What to work on.
Please work out how many lines in the records below include the word "wearing", and reply with that number only.

Collection entries
━━━━━━━━━━

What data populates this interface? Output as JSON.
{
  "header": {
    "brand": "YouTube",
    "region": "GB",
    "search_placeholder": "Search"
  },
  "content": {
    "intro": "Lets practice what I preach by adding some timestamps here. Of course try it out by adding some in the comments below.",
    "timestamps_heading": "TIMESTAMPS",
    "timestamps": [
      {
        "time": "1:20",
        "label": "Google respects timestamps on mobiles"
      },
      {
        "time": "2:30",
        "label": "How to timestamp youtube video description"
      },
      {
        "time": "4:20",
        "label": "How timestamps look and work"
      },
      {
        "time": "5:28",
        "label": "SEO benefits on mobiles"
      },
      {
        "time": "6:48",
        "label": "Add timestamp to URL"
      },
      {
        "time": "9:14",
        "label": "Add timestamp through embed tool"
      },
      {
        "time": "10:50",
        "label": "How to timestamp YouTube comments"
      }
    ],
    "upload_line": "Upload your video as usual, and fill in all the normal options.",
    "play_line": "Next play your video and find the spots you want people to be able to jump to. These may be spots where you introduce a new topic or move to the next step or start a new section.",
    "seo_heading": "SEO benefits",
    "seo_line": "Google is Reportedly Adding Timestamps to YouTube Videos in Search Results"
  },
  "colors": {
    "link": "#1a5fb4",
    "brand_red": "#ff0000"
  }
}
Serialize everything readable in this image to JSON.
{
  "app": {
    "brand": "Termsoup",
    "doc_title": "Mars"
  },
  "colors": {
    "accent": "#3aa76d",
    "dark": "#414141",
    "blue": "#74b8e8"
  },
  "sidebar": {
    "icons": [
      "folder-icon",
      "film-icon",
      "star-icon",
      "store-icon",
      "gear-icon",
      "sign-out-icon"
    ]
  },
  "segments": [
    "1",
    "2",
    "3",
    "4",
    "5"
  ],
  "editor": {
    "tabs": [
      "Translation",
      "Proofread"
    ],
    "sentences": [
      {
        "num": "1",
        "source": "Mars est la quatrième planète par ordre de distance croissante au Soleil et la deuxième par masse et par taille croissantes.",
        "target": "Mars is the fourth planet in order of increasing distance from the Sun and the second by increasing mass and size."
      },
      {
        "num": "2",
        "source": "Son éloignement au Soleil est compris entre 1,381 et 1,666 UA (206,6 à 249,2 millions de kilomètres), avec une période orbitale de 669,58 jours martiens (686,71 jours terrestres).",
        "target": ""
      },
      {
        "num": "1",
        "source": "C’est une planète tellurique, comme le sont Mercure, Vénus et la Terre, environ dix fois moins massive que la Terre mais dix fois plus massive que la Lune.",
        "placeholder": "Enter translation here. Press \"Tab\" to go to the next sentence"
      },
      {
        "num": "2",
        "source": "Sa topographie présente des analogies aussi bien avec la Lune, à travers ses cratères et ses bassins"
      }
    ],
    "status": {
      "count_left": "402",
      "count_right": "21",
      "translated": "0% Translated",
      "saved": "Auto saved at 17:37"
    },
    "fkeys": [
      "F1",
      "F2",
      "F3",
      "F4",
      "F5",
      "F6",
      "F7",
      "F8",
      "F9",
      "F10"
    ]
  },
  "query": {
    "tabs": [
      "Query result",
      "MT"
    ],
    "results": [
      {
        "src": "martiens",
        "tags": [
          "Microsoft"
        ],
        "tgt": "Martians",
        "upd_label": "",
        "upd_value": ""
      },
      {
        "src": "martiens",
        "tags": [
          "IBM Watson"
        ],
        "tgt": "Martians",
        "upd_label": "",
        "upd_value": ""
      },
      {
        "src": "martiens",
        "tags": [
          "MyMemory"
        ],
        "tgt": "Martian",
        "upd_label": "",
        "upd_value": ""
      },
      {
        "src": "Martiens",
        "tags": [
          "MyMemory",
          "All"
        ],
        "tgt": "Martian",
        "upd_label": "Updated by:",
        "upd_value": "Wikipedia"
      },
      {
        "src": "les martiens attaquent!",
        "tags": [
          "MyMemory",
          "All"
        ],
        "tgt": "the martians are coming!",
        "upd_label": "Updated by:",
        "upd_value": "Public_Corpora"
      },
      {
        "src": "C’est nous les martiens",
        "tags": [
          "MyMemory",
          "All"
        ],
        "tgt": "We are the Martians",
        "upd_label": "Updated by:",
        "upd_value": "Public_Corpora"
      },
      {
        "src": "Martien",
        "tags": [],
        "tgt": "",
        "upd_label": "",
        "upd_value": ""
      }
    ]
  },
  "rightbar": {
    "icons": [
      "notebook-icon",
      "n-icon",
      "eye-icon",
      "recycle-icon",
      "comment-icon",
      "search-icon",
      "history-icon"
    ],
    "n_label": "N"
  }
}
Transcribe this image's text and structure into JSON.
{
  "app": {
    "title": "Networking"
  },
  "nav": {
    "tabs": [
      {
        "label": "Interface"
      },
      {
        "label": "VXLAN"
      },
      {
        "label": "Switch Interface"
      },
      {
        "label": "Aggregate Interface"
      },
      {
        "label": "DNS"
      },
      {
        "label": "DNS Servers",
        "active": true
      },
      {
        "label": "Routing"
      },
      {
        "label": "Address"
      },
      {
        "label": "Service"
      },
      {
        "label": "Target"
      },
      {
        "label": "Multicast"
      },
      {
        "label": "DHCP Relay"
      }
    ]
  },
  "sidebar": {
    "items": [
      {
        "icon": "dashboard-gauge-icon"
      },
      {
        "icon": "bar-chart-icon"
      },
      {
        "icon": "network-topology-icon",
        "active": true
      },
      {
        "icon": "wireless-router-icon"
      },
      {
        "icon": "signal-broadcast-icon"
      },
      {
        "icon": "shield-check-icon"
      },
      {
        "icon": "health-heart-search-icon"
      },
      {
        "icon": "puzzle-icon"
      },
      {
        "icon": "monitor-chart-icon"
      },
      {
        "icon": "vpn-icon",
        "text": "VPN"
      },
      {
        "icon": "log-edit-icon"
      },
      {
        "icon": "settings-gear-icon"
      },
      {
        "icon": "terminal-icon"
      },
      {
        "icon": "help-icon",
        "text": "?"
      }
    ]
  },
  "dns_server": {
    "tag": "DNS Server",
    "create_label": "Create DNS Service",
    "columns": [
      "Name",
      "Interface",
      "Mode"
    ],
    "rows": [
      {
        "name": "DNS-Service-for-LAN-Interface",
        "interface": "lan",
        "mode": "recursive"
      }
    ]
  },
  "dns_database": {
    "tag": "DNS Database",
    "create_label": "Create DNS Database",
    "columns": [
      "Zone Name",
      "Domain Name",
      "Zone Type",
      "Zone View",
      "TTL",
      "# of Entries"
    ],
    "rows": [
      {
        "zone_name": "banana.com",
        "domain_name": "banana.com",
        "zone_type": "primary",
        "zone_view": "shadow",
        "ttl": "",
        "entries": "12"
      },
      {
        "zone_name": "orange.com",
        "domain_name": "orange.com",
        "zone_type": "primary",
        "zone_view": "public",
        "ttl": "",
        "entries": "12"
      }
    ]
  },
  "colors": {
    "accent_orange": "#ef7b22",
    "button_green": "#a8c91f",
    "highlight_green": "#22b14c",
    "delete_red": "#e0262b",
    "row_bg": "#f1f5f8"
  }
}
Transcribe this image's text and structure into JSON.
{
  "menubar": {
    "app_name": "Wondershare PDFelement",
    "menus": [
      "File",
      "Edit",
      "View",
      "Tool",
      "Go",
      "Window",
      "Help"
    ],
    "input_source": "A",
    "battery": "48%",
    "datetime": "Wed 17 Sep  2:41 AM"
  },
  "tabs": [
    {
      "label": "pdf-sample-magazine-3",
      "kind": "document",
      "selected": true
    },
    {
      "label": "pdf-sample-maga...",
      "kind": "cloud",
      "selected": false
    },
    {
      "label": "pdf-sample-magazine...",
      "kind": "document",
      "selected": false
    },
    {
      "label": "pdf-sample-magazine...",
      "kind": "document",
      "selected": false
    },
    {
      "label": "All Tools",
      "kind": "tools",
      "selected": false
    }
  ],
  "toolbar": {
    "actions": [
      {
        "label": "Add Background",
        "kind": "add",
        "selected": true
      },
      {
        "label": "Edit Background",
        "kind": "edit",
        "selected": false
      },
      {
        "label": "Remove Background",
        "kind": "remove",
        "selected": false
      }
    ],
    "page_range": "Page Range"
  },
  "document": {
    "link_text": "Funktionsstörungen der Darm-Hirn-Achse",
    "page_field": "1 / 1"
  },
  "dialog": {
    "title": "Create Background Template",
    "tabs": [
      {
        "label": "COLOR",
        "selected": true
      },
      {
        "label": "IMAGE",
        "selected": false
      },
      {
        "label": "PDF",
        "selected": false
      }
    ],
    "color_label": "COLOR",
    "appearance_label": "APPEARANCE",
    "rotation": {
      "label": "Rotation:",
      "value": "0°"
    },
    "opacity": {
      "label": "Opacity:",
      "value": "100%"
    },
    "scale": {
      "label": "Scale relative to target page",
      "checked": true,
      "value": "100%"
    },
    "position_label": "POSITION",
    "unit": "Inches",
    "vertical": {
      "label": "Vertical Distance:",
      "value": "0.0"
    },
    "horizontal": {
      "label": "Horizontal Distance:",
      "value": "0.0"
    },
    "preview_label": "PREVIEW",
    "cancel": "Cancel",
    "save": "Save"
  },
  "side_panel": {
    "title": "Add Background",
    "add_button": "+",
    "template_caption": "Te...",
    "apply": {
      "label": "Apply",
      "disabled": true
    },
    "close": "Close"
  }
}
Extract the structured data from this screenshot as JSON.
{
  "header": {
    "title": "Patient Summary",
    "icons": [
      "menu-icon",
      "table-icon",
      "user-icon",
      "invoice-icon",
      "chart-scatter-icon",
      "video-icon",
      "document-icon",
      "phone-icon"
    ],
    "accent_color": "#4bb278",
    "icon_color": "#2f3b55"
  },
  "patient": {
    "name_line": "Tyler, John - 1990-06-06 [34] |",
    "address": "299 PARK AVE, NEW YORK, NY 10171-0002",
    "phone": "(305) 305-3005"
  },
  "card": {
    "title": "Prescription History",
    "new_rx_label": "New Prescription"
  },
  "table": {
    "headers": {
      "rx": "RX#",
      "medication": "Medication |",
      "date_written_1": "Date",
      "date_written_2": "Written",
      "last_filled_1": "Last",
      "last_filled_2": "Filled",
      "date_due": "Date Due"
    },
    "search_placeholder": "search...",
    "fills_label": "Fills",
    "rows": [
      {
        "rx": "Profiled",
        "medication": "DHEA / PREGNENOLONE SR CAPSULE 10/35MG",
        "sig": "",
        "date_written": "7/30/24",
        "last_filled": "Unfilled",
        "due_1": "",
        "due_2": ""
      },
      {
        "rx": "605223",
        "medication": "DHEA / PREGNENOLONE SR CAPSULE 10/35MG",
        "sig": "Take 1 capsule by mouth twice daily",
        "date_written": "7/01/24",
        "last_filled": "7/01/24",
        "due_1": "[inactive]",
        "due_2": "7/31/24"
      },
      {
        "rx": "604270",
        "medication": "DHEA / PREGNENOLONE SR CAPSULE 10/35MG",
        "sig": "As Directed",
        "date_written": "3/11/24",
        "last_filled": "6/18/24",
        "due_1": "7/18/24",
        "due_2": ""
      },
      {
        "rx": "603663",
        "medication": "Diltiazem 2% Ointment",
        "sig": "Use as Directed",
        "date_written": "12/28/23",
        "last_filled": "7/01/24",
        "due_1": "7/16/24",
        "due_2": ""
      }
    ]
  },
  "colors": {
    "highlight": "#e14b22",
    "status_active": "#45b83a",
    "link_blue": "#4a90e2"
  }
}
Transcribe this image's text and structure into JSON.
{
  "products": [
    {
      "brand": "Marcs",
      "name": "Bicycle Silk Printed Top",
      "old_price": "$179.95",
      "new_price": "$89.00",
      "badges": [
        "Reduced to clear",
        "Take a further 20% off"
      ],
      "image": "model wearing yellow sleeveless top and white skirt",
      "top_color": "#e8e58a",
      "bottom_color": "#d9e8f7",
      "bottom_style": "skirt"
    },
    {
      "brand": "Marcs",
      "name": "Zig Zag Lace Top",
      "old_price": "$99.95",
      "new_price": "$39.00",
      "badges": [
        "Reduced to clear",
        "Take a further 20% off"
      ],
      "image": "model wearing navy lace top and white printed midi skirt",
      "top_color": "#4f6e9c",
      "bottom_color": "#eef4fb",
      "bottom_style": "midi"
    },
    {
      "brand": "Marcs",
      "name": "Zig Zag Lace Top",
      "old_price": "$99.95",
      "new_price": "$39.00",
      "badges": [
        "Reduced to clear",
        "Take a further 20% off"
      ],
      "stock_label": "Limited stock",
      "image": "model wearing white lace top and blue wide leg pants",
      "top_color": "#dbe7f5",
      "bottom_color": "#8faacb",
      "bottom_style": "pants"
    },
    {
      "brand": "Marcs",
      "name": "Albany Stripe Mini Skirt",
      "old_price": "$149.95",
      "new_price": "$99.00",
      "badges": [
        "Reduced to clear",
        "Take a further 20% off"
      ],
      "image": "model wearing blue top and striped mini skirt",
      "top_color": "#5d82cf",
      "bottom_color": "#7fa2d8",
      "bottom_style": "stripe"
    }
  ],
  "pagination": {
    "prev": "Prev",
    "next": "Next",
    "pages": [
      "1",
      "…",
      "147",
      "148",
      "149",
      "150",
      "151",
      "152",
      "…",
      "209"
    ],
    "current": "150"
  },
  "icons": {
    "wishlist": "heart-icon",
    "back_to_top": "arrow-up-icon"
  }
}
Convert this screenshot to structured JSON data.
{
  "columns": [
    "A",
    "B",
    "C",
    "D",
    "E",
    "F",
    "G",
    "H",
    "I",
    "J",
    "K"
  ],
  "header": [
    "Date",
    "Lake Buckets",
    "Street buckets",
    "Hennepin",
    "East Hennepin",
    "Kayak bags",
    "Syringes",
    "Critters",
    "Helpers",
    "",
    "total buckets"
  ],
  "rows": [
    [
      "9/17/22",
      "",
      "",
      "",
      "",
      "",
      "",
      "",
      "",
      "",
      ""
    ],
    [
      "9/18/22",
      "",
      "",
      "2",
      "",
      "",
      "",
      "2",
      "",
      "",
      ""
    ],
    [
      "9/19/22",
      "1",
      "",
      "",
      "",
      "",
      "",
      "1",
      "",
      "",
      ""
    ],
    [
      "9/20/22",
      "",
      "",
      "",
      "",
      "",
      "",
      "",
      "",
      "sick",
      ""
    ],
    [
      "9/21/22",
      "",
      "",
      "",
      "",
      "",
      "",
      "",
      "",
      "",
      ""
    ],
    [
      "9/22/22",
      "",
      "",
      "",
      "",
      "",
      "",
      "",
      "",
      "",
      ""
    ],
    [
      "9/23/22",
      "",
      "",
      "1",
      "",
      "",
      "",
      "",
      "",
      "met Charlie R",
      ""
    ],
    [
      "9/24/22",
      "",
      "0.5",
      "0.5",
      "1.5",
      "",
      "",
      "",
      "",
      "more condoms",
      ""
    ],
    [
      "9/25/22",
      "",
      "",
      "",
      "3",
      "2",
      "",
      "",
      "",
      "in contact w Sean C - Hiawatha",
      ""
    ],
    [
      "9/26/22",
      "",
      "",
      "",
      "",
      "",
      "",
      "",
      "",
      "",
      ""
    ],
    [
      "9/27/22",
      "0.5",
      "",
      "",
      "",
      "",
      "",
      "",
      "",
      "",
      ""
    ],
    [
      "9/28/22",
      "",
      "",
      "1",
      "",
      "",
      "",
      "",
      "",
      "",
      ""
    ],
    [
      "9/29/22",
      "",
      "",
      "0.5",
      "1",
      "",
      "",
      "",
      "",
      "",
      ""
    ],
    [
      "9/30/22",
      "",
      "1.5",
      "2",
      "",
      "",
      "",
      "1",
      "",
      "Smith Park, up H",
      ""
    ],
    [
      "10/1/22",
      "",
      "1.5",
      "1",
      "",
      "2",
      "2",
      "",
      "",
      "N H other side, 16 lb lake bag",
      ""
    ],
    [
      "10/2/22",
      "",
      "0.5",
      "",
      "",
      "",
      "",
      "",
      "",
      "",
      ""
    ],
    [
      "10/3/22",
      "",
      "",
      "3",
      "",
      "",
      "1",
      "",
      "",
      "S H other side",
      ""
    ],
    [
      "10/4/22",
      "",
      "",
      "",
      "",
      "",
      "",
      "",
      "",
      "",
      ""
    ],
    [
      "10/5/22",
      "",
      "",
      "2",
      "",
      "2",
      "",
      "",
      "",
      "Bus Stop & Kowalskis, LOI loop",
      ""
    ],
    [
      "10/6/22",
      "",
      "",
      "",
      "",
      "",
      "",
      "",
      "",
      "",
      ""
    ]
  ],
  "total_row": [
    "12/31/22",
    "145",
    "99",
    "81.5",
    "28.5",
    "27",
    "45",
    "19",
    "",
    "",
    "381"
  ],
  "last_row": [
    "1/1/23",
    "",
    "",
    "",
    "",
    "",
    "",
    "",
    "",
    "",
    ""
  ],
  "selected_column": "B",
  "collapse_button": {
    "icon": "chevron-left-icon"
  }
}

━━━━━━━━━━

Written response.
4